Despite opening new restaurants this winter in south east Asia TV chef Jamie Oliver won’t have to pay most of the £83m in debts from his failed Jamie’s Italian outlets.
Administrators KPMG said there would a shortfall meaning the 288 trade creditors such as food ingredient suppliers and even the cleaners will get next to nothing or indeed nothing. They include window cleaners who are owed £90, while the cleaners are left with unpaid invoices of £4,471 and the distribution firm Brakes is owed an eye-watering £850,000.
While staff should get paid eventually the landlords such as councils and shopping centres are unlikely to be paid despite Jamie Oliver being thought to be worth around £100m due to his TV and publishing work. His chain of Italian restaurants crashed last May but he still operates 70 restaurants abroad and plans to open more this year under the brand name of Jamie Oliver’s Kitchen.
Despite his clean-cut honest John persona Jamie Oliver has a history of financial irresponsibility. His empire closed 12 of its sites in 2018 under a Company Voluntary Arrangement (CVA) and he failed to pay the suppliers to his steak house Piccadilly Barbecoa when that crashed the same year. He formed a firm that bought out the steak house without having to pay the creditors of the old business. Last year all but three of the remaining Italian restaurants closed throwing 1,000 people out of work leaving the ones at Gatwick airport open. Ironically because Gatwick were owed over £1m in rent when the chain collapsed.
There is some poetic justice in the former Jamie’s Italian restaurant in Guildford, Surrey, as it is set to become a McDonalds.
Restaurants have been closing at the rate of more than 15 a week as the public tighten their belts and habits change. It’s led to a 25% rise in restaurant insolvencies year on year as the sector takes a hit in straightened economic times.
Julie Palmer, partner at Begbies Traynor Begbies, said that it’s not just belt tightening that is hitting the casual dining sector.
She said: “A tightening of consumer’s belts has not helped as disposable income has decreased, while the rise of courier services such as Uber Eats and Just Eat is giving cheaper, more convenient options delivered straight to the door.”

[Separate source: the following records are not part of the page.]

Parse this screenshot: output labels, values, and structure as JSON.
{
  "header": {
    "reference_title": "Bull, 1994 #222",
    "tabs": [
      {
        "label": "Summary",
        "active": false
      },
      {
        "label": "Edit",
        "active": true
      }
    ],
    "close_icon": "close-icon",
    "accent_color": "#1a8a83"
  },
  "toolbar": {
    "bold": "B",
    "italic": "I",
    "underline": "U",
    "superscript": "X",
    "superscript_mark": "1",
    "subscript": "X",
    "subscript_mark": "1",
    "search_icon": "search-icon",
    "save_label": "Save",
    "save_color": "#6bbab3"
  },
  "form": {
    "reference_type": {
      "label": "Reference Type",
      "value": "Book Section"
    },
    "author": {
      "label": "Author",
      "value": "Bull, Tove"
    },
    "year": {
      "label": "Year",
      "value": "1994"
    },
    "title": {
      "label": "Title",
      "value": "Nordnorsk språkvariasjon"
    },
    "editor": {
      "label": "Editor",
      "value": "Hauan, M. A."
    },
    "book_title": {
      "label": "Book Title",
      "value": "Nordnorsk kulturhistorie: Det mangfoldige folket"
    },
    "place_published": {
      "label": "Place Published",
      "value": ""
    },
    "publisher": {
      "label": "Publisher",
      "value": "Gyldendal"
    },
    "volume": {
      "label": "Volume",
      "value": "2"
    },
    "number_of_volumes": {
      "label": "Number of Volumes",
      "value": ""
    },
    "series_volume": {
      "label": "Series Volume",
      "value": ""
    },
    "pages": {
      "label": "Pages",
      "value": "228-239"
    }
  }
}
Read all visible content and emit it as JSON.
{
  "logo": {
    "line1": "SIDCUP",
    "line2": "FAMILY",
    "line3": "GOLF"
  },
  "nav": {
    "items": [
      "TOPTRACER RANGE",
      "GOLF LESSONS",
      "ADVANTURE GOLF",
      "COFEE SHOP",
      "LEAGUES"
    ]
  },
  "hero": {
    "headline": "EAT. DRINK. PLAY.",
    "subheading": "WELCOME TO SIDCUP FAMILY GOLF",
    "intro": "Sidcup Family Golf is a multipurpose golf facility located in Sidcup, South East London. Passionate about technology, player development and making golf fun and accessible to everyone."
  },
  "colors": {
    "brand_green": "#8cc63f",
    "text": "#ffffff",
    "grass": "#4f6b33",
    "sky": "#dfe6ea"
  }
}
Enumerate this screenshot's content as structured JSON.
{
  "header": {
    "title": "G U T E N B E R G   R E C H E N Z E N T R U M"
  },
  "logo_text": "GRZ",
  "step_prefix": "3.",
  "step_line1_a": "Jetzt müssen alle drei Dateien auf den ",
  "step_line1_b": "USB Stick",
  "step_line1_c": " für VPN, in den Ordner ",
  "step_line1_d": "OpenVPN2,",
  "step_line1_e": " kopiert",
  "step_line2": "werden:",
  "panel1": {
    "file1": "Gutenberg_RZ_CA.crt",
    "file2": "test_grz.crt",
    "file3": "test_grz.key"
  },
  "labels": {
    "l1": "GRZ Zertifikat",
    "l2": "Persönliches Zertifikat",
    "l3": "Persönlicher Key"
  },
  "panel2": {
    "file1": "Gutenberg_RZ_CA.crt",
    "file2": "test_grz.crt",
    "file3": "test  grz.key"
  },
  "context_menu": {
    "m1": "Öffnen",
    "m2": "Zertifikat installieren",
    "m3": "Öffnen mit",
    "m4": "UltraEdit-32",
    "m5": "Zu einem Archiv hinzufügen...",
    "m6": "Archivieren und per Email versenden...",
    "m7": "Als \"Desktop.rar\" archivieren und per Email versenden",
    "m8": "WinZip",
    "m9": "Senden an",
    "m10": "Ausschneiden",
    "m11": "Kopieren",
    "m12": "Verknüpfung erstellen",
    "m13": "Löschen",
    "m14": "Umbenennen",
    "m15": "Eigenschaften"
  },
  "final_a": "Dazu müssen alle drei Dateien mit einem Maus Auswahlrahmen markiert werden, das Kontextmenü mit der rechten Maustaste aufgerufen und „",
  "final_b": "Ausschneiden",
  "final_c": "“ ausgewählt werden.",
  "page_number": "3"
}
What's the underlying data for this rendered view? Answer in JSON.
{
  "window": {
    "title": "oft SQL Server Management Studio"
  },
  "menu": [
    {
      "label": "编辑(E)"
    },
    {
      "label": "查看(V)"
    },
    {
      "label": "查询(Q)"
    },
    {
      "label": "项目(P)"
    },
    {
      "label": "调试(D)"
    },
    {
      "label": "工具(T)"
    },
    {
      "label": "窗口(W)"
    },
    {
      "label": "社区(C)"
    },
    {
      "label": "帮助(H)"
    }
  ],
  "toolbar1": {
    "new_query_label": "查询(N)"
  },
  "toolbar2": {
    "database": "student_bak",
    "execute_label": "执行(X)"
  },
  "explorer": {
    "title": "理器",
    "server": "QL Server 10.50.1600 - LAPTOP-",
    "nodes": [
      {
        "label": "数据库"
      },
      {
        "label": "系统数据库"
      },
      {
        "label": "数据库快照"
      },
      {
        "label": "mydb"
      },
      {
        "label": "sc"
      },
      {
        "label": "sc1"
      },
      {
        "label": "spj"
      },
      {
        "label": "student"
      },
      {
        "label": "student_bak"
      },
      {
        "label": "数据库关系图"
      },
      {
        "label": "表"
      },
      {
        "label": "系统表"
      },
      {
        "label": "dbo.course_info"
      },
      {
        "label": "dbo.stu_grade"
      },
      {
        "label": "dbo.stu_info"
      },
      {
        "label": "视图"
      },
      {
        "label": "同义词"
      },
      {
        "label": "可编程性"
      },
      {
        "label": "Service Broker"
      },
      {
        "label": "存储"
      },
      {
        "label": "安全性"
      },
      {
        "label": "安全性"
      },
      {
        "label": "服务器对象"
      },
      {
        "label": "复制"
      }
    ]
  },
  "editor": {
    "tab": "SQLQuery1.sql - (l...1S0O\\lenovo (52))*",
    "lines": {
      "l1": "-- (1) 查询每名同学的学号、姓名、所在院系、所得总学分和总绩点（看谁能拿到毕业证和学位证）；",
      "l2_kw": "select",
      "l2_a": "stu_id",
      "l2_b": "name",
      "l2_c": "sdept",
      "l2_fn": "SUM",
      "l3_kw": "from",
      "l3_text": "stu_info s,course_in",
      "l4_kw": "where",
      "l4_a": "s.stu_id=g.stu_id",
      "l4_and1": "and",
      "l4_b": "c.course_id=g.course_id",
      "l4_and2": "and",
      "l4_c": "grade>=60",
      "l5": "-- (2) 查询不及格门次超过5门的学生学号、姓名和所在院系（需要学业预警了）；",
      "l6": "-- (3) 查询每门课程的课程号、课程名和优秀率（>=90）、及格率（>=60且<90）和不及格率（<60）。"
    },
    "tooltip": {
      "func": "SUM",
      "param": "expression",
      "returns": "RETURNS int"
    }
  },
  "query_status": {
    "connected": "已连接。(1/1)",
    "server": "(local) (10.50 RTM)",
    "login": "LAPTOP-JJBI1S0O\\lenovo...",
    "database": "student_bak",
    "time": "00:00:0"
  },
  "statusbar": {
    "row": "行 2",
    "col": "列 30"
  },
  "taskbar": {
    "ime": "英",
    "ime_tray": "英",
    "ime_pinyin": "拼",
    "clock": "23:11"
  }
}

Sophie Witts writing in Big Hospitality said in London landlords are increasingly nervous about offering long leases to restaurants due to the number of closures. She also highlighted the rise of the pop-up restaurant and an increasing number of so-called street food vendors as tastes and habits changed. Prezzo closed 94 outlets last March, Chimichanga axed 33 restaurants and Carluccio’s shut 34 of its restaurants following a CVA while Eat closed ten of its outlets last year although it did open a new one at Madrid airport.
Around 1,400 restaurants became insolvent in the UK in the last financial year and it’s not just the big chains who are suffering with the independents hit as well. It suggests a major shake-up in the industry is underway caused by economic uncertainty, changing habits and saturation.
A large number of restaurants and those in the hospitality industry are members of ICSM Credit which helps to protect them from collapsing firms said Ian Carrotte. He added: “We get news of problems from suppliers in the hospitality business who pass on credit intelligence about firms in trouble. It’s often the largest chains in hospitality that cause problems as people believe that because they are a famous name they are safe. That is clearly not the case in any industry which is why credit intelligence is vital.”
For details about ICSM Credit call 0844 854 1850 or visit the website www.icsmcredit.com or email Ian at Ian.firstname.lastname@example.org on how to subscribe and to join the UK’s credit intelligence network to avoid bad debts and late payers or simply subscribe to the FREE newsletter. Follow ICSM Credit on FaceBook, Twitter and YouTube and Ian Carrotte on LinkedIn.
For details for the work of the journalist Harry Mottram visit www.harrymottram.co.uk